Monday, January 13, 2014

Phrasal verbs made amazingly easy

Many students find it hard to learn phrasal verbs and it's often a challenge to teach them.

Great News! I wrote a book that solves this problem and has been tried and tested in the classroom. Here's how it works:

Amazingly Easy Phrasal Verbs makes learning phrasal verbs incredibly easy and enjoyable. The unique learning method means you’ll learn them really fast and remember them for ever! It’s like nothing you’ve ever seen or used before and you’ll be amazed with the results! 

Amazingly Easy Phrasal Verbs teaches differently by: - focussing on the most important and used phrasal verbs - placing phrasal verbs within a single, ongoing story - one of the oldest and best learning techniques known to man! - introduces one new phrasal verb per paragraph - repeats this showing its different uses and collocations - introduces just 5 -7 phrasal verbs per chapter (the optimum number of pieces of new information that can be learnt at once) -provides chapter by chapter tests to reinforce and check understanding.

Oh yes, and there's no messing about splitting root verb and particle and trying to get you to guess the endings - what use it that?
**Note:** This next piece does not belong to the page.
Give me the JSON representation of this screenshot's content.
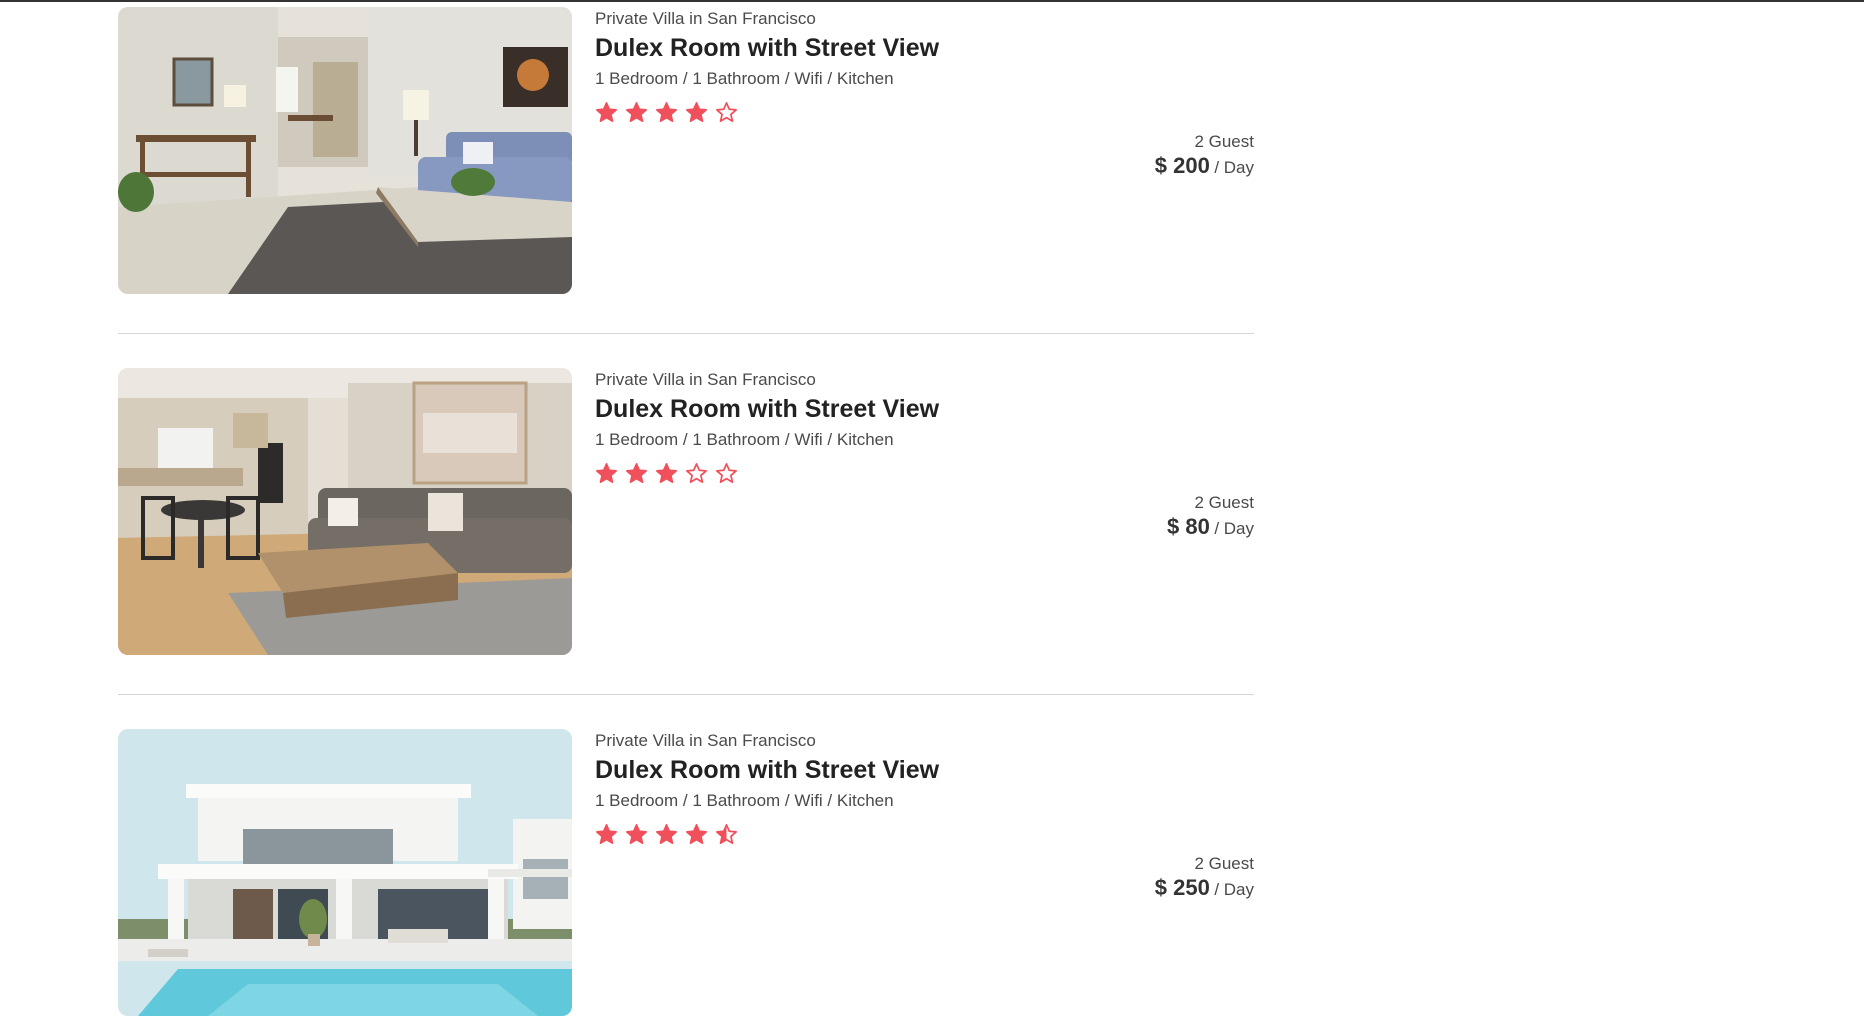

They are always presented as multi-word verbs and a complete piece of information -that's how natives learn them so why not others?

Like to see a sample chapter?

Of course - here it is:

Chapter 1 - Alan returns from holiday

Run out of - to have no more of something

This morning, I wanted some toast but I’d run out of bread. So, I went out of the house and got into the car. I turned the key but the car didn’t start - I’d run out of petrol! I ran down the road to the shop but they’d run out of sliced bread. I decided to buy some rolls instead. Then I realised I’d run out of money. I’m always doing it and the shopkeeper has run out of patience with me. I came home, looked at the clock and saw that I’d run out of time for breakfast.

You can run out of food, most substances and materials, time, money, patience and luck.
What have you ever run out of?

Put off - postpone doing something

It’s my own fault - I’m always putting things off. I don’t like shopping so I put off going to the shops. I hate filling up the car with petrol so I put off going to the petrol station. I hate queuing so I put off going to the bank and now I’ve got toothache because I’ve been putting off going to the dentist for weeks.

You can put off doing most things - although it’s not a good habit! What things do you put off?

Get back - to return

Although, I have got an excuse; I only got back last night. I’d been away on holiday and the flight got back late and it was even later by the time I got back to the house. I can tell you, I wasn’t exactly looking forward to getting back to work.

You get back to a place or activity.

Hold up - delay

The problem is that there was a hold up with my flight coming back. First of all, we were held up at the airport because of a storm and no flights could take off. Then we were held up waiting for other flights to take off. Finally, we were held up at the airport when we got back because the baggage carousel was broken. It was just one hold up after another.

As you can see, hold up also exists as a noun. Apart from the meaning of delay, it can also mean stopped by a robber. Joke: a man goes to town and comes back two hours later. When he returns his wife says, ‘You’ve been a long time.’ Yes, sorry,’ he says, ‘I was held up at the bank!’

Break down - stop working

Oh, I nearly forgot, on the way home the taxi broke down. Can you believe my luck? Fortunately, we didn’t have to wait too long for the breakdown recovery vehicle to arrive but I was still depressed; I don’t have any luck with mechanical things. Before I went on holiday my car, my computer and my printer all broke down.
Has anything broken down on you lately?

Give in - to stop fighting, admit defeat

I used to get annoyed about it but now I just give in. With technology, I can’t win so I might as well give in. It’s like when Terry asks me stupid questions like what’s the capital of Guatemala? ‘I don’t know,’ I say, ‘I give in.’

Do you give in or fight back?

Show off - to boast and display

Oh well, I don’t care. I can’t wait to get back to work and show off my tan and the photos of the beautiful beach. There’s even a picture of me standing next to a Ferrari. I pretended it was mine - just to show off!

You can also be a show off. What do you show off about? Nothing? I believe you!

Now summarise Chapter 1

Alan _____________ of bread because he _____________ going to the shops. He hadn’t been shopping because he ______________ late. The flight was late because it was ___________. He was also late because his taxi ______________. He doesn’t have much luck with technology so he finds it’s easiest just to ____________. Anyway, he doesn’t care because he can _____________ his tan.

Mini test

1) Can you believe that’s the third time this week the photocopier has _____________?
2) What time do you think you’ll _____________ from the meeting?
3) Julie loves herself; she’s such a ______________.
4) I don’t know, I ____________.
5) I think I’ll ______________ visiting my sister until next week.
6) I hope you like your coffee black, I’ve ____________ of milk.
7) He’s probably been _____________ in the traffic.

Answers in tomorrow's post.

Like to buy it now? It's available in ebook form on all Amazon sites - with permission to copy for lessons.